Most intimidating oeuvreblog: Fragments of Cale, your guide to the complete works of John Cale.
Most impenetrable statement of purpose: Emotional Karaoke, a blog devoted to the Mountain Goats’ substantial song catalog, proclaims:
my perceptive organs are dynamic, and so are yours. reflection is a welcome exercise, especially with the mountain goats, who usually seize me so hard that i become blind to about six dimensions of experience.
It turns out this means the author will play the song and write a post only during its duration, kind of a nifty idea.
Least confidence-inspiring introduction to a post: “As with everything I’ve tried to write about Kid A, I find it so difficult to express in any convincing way how much this track means to me,” writes the author of Fridgebuzz, a Radiohead oeuvreblog, about “How to Disappear Completely.”
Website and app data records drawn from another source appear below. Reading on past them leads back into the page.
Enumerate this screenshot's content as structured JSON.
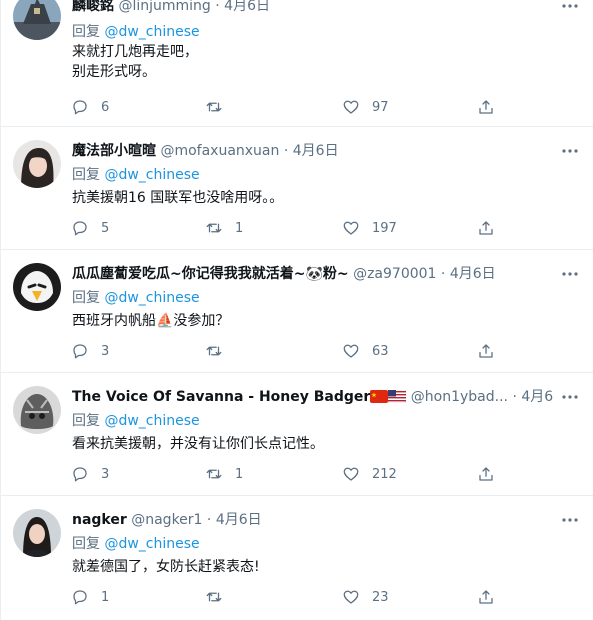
{
  "reply_prefix": "回复",
  "tweets": [
    {
      "name": "麟峻銘",
      "handle": "@linjumming",
      "dot": "·",
      "date": "4月6日",
      "mention": "@dw_chinese",
      "text": "来就打几炮再走吧，\n别走形式呀。",
      "replies": "6",
      "retweets": "",
      "likes": "97"
    },
    {
      "name": "魔法部小暄暄",
      "handle": "@mofaxuanxuan",
      "dot": "·",
      "date": "4月6日",
      "mention": "@dw_chinese",
      "text": "抗美援朝16 国联军也没啥用呀。。",
      "replies": "5",
      "retweets": "1",
      "likes": "197"
    },
    {
      "name": "瓜瓜塵蔔爱吃瓜~你记得我我就活着~🐼粉~",
      "handle": "@za970001",
      "dot": "·",
      "date": "4月6日",
      "mention": "@dw_chinese",
      "text": "西班牙内帆船⛵没参加？",
      "replies": "3",
      "retweets": "",
      "likes": "63"
    },
    {
      "name": "The Voice Of Savanna - Honey Badger",
      "handle": "@hon1ybad...",
      "dot": "·",
      "date": "4月6日",
      "mention": "@dw_chinese",
      "text": "看来抗美援朝，并没有让你们长点记性。",
      "replies": "3",
      "retweets": "1",
      "likes": "212"
    },
    {
      "name": "nagker",
      "handle": "@nagker1",
      "dot": "·",
      "date": "4月6日",
      "mention": "@dw_chinese",
      "text": "就差德国了，女防长赶紧表态!",
      "replies": "1",
      "retweets": "",
      "likes": "23"
    }
  ],
  "icons": {
    "more": "more-dots-icon",
    "reply": "reply-bubble-icon",
    "retweet": "retweet-arrows-icon",
    "like": "heart-icon",
    "share": "share-upload-icon"
  },
  "colors": {
    "text": "#0f1419",
    "secondary": "#5b7083",
    "mention": "#1b95e0",
    "divider": "#ebeef0"
  }
}
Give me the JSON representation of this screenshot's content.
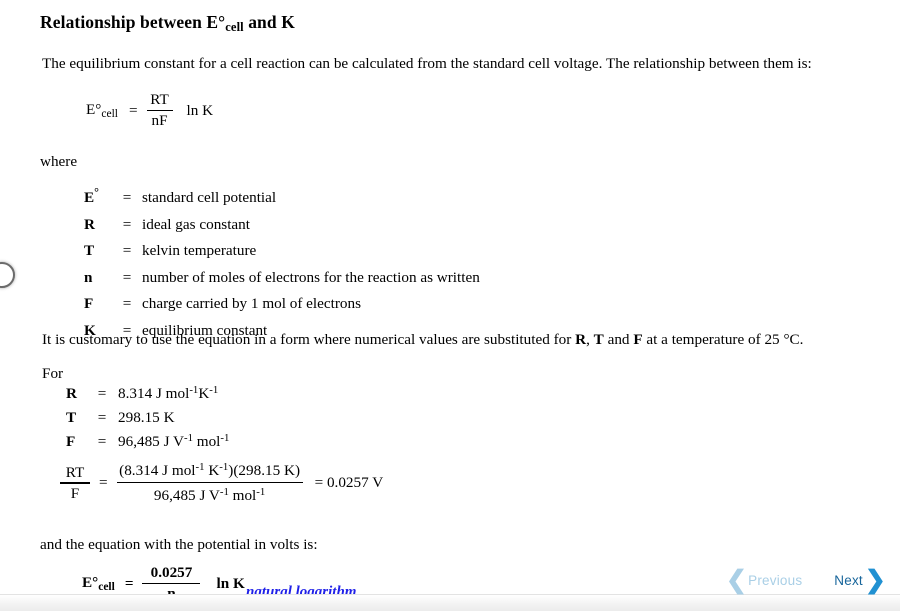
{
  "page": {
    "title_prefix": "Relationship between E°",
    "title_sub": "cell",
    "title_suffix": " and K",
    "intro": "The equilibrium constant for a cell reaction can be calculated from the standard cell voltage. The relationship between them is:",
    "where_label": "where",
    "customary": "It is customary to use the equation in a form where numerical values are substituted for ",
    "customary_sym1": "R",
    "customary_mid1": ", ",
    "customary_sym2": "T",
    "customary_mid2": " and ",
    "customary_sym3": "F",
    "customary_tail": " at a temperature of 25 °C.",
    "for_label": "For",
    "and_equation": "and the equation with the potential in volts is:"
  },
  "equation_main": {
    "lhs": "E°",
    "lhs_sub": "cell",
    "equals": "=",
    "numerator": "RT",
    "denominator": "nF",
    "rhs": "ln K"
  },
  "definitions": [
    {
      "symbol": "E",
      "symbol_sup": "°",
      "equals": "=",
      "description": "standard cell potential"
    },
    {
      "symbol": "R",
      "symbol_sup": "",
      "equals": "=",
      "description": "ideal gas constant"
    },
    {
      "symbol": "T",
      "symbol_sup": "",
      "equals": "=",
      "description": "kelvin temperature"
    },
    {
      "symbol": "n",
      "symbol_sup": "",
      "equals": "=",
      "description": "number of moles of electrons for the reaction as written"
    },
    {
      "symbol": "F",
      "symbol_sup": "",
      "equals": "=",
      "description": "charge carried by 1 mol of electrons"
    },
    {
      "symbol": "K",
      "symbol_sup": "",
      "equals": "=",
      "description": "equilibrium constant"
    }
  ],
  "constants": [
    {
      "symbol": "R",
      "equals": "=",
      "value": "8.314 J mol",
      "sup1": "-1",
      "mid": "K",
      "sup2": "-1",
      "tail": ""
    },
    {
      "symbol": "T",
      "equals": "=",
      "value": "298.15 K",
      "sup1": "",
      "mid": "",
      "sup2": "",
      "tail": ""
    },
    {
      "symbol": "F",
      "equals": "=",
      "value": "96,485 J V",
      "sup1": "-1",
      "mid": " mol",
      "sup2": "-1",
      "tail": ""
    }
  ],
  "equation_rtf": {
    "num_label": "RT",
    "den_label": "F",
    "equals": "=",
    "numerator_a": "(8.314 J mol",
    "numerator_sup1": "-1",
    "numerator_b": " K",
    "numerator_sup2": "-1",
    "numerator_c": ")(298.15 K)",
    "denominator_a": "96,485 J V",
    "denominator_sup1": "-1",
    "denominator_b": " mol",
    "denominator_sup2": "-1",
    "result": "= 0.0257 V"
  },
  "equation_final": {
    "lhs": "E°",
    "lhs_sub": "cell",
    "equals": "=",
    "numerator": "0.0257",
    "denominator": "n",
    "rhs": "ln K",
    "annotation": "natural logarithm"
  },
  "navigation": {
    "previous_label": "Previous",
    "next_label": "Next",
    "previous_chevron": "❮",
    "next_chevron": "❯"
  },
  "colors": {
    "annotation_blue": "#2021e8",
    "next_blue": "#17659b",
    "next_chevron_blue": "#2191d2",
    "previous_disabled_blue": "#a9cfe6"
  }
}
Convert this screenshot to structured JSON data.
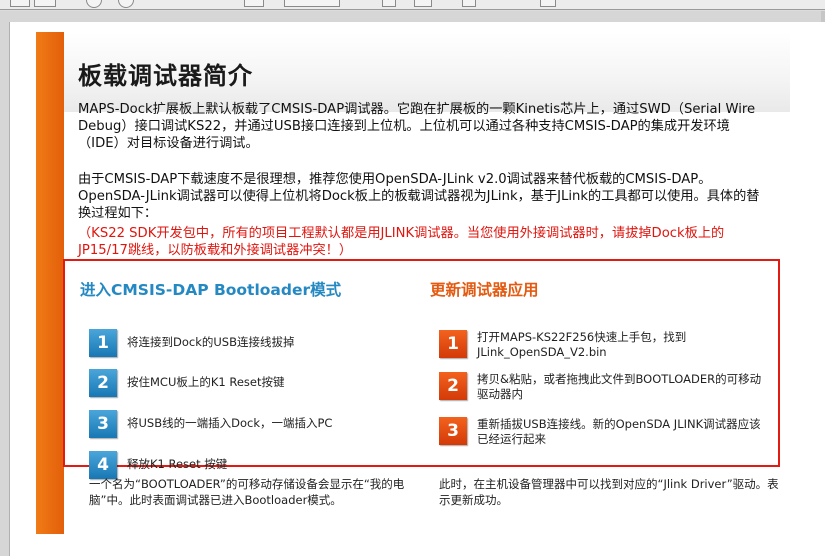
{
  "document": {
    "title": "板载调试器简介",
    "para1": "MAPS-Dock扩展板上默认板载了CMSIS-DAP调试器。它跑在扩展板的一颗Kinetis芯片上，通过SWD（Serial Wire Debug）接口调试KS22，并通过USB接口连接到上位机。上位机可以通过各种支持CMSIS-DAP的集成开发环境（IDE）对目标设备进行调试。",
    "para2": "由于CMSIS-DAP下载速度不是很理想，推荐您使用OpenSDA-JLink v2.0调试器来替代板载的CMSIS-DAP。OpenSDA-JLink调试器可以使得上位机将Dock板上的板载调试器视为JLink，基于JLink的工具都可以使用。具体的替换过程如下：",
    "warning": "（KS22 SDK开发包中，所有的项目工程默认都是用JLINK调试器。当您使用外接调试器时，请拔掉Dock板上的JP15/17跳线，以防板载和外接调试器冲突！）",
    "left_column": {
      "title": "进入CMSIS-DAP Bootloader模式",
      "steps": [
        {
          "num": "1",
          "text": "将连接到Dock的USB连接线拔掉"
        },
        {
          "num": "2",
          "text": "按住MCU板上的K1 Reset按键"
        },
        {
          "num": "3",
          "text": "将USB线的一端插入Dock，一端插入PC"
        },
        {
          "num": "4",
          "text": "释放K1 Reset 按键"
        }
      ],
      "footer": "一个名为“BOOTLOADER”的可移动存储设备会显示在“我的电脑”中。此时表面调试器已进入Bootloader模式。"
    },
    "right_column": {
      "title": "更新调试器应用",
      "steps": [
        {
          "num": "1",
          "text": "打开MAPS-KS22F256快速上手包，找到JLink_OpenSDA_V2.bin"
        },
        {
          "num": "2",
          "text": "拷贝&粘贴，或者拖拽此文件到BOOTLOADER的可移动驱动器内"
        },
        {
          "num": "3",
          "text": "重新插拔USB连接线。新的OpenSDA JLINK调试器应该已经运行起来"
        }
      ],
      "footer": "此时，在主机设备管理器中可以找到对应的“Jlink Driver”驱动。表示更新成功。"
    }
  },
  "colors": {
    "accent_orange": "#e35f0a",
    "accent_blue": "#2488c2",
    "warning_red": "#e0150e",
    "highlight_box": "#e21a12"
  }
}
Best misheard lyric: “‘Lick the dirt of the larger ones’ feet’ always sounds like ‘lick the dirt of [Hakeem] Olajuwon’s feet’ to me,” writes More Than Ten, a Pearl Jam oeuvreblogger, about the song “Rats.”
Least accomplished oeuvreblog, thus far: The already-formatted but empty-of-posts Wilco blog Chrome Canyons.
Most Sisyphean task: My Impression Now, which attempts to chronicle every song written by Guided By Voices and Robert Pollard, the one-man Tin Pan Alley of lo-fi drunken rock. The author notes that Pollard has evidently recorded or performed 1,163 songs already, and we imagine he’s recording new ones faster than My Impression Now can write about them.
Surely out there already, though we haven’t found them yet: Bruce Springsteen, the Magnetic Fields, the Pixies, Kate Bush.Oeuvreblogs: A Revolution in Music Geekery